It is important how the “non-urgent patients” are described in the studies. Worldwide accepted criteria for this situation have not yet been established. This important issue should be taken into account when planning studies on this subject.

There are some differences on identifying patients among related studies as non-urgent. Patients are usually categorized by a nurse (88%) or a physician, in the triage unit (2). In this phase complaints, vital signs, and waiting times are taken into account (2). In general, patients who do not need urgent intervention and can be treated in primary care units are described as non-urgent (2).

Triage levels are helpful in categorizing patients as non-urgent. No special triage category has been identified for non-urgent patients. However, they are often included in the lowest level of urgency (3). It is not difficult to distinguish these patients from urgent patients in crowded EDs where non-urgent patients are treated in an additional unit, known as ''fast-track''.

In the triage system used in Turkey, patients are grouped as green, yellow or red starting from the lowest level of urgency.
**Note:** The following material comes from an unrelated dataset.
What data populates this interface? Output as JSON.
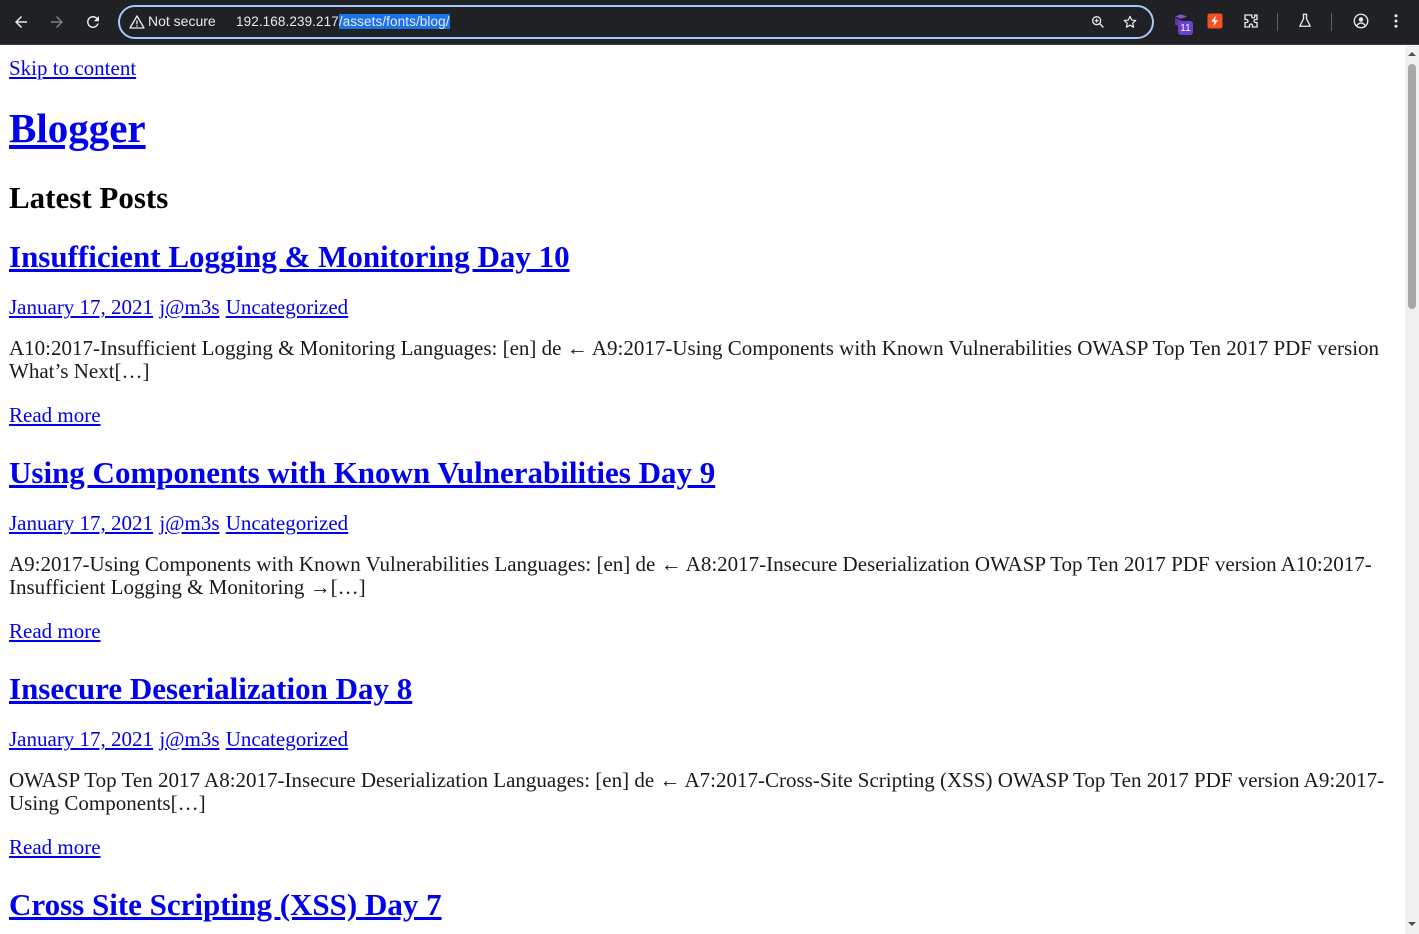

Then, the patients in the yellow and red categories are divided into two subgroups according to their urgency ratings (4). The green (Level 5) category includes patients who are not urgent and can be examined at primary care units or outpatient clinics. This five-level triage system is derived from the Canadian Emergency Department Triage and Acuity Scale (CTAS).

It remains uncertain which of the ED patients should be considered as “non-urgent". At this point, it is necessary to determine the objective criteria that can guide. For this purpose extensive literature reviews, additional studies and expert opinions are needed.


  1. Moskop JC, Sklar DP, Geiderman JM, et al. Emergency department crowding, part 1-concept, causes, and moral consequences. Ann Emerg Med. 2009;53, 605-11.
  2. Durand AC, Gentile S, Devictor B, et al. ED patients: how nonurgent are they? Systematic review of the emergency medicine literature. Am J Emerg Med. 2011;29:333e345.
  3. IdilH,KilicTY,TokerI,etal.Non-urgentadultpatientsintheemergencydepart- ment: causes and patient characteristics. Turk J Emerg Med. 2018;2:71e74.
  4. Public Hospitals Institution of Turkey Database; 2014. Web site. Available at: http://www.tkhk.gov.tr/828_tebligler.